Chief White House spokesman Tony Snow, in reply to a question about a pardon, reiterated the official position, saying, “What the president has said is let the legal process work itself out. We’re just not engaging in that right now.”
Some legal experts have suggested that Bush might eventually adopt a middle course, allowing the conviction to stand but commuting the sentence to reduce or eliminate Libby’s jail time.
The hypocrisy of the attempt to portray Libby as the victim of a political vendetta is brazen. Judge Walton, himself a conservative Republican, was one of the first federal judges appointed by Bush in 2001.
Moreover, the same forces that are now dismissing as insignificant Libby’s perjury conviction leveraged Clinton’s false statements to a grand jury in the Monica Lewinsky affair into the legal foundation for the first-ever impeachment of an elected president. At the time, the Republicans proclaimed that lying under oath, no matter about what, was tantamount to destroying the constitutional foundations of the American republic.
Clinton lied about a private relationship that had no connection to his official duties as president. Libby, on the other hand, played a prominent role in the political conspiracy to use concocted intelligence on weapons of mass destruction and lies about supposed ties between Saddam Hussein and Al Qaeda to drag the American people into an illegal war of aggression.
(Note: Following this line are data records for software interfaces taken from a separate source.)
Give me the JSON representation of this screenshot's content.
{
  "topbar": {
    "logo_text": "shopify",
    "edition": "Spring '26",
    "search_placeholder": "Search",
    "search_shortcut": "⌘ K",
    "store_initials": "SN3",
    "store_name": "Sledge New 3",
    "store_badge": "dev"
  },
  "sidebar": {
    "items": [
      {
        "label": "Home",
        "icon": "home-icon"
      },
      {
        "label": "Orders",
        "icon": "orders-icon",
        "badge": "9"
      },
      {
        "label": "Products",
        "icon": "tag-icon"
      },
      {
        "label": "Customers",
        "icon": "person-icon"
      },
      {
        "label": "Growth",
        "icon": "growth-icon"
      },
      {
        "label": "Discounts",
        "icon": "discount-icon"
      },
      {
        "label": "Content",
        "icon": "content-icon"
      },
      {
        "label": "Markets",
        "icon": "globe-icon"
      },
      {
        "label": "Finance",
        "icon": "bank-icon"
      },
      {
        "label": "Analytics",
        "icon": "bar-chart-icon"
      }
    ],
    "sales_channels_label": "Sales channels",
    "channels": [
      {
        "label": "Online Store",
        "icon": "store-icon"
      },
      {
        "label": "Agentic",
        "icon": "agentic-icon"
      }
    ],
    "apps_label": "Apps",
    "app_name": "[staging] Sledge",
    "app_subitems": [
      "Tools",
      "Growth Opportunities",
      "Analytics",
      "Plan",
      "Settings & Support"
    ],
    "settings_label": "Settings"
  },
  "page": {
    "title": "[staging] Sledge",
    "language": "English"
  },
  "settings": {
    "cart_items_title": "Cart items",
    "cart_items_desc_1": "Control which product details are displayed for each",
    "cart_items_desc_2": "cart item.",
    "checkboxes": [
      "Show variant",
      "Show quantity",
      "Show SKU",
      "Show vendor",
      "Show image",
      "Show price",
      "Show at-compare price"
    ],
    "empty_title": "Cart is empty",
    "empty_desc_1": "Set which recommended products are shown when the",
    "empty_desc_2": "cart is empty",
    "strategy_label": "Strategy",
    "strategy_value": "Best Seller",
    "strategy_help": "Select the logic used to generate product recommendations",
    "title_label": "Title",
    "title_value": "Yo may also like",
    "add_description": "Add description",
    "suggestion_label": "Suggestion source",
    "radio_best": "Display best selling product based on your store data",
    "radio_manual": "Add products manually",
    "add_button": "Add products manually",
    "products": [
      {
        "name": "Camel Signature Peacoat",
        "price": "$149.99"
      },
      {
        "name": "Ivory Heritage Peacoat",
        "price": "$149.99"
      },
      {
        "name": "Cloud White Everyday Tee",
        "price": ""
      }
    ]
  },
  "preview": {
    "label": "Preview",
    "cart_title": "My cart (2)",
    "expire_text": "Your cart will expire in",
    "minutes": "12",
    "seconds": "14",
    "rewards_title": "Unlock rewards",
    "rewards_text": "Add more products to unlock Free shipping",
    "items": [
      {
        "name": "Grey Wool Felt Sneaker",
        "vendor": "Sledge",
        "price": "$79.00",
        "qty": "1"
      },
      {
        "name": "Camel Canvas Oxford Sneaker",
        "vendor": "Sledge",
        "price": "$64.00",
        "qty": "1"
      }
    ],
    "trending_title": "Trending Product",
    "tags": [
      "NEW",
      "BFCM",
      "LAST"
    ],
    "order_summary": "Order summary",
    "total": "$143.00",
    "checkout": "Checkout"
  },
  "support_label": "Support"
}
The character of the forces between whipped up in the right-wing campaign for Libby was indicated in an extraordinary statement by Judge Walton at Thursday’s hearing. He said he wanted to put on the record the fact that he had received threatening letters.
Since his sentencing of Libby last week, Walton announced, he had received “angry, harassing, mean-spirited” letters and phone calls “wishing bad things on me and my family.” He added that he had decided to keep copies for investigators in the event that he became the victim of foul play.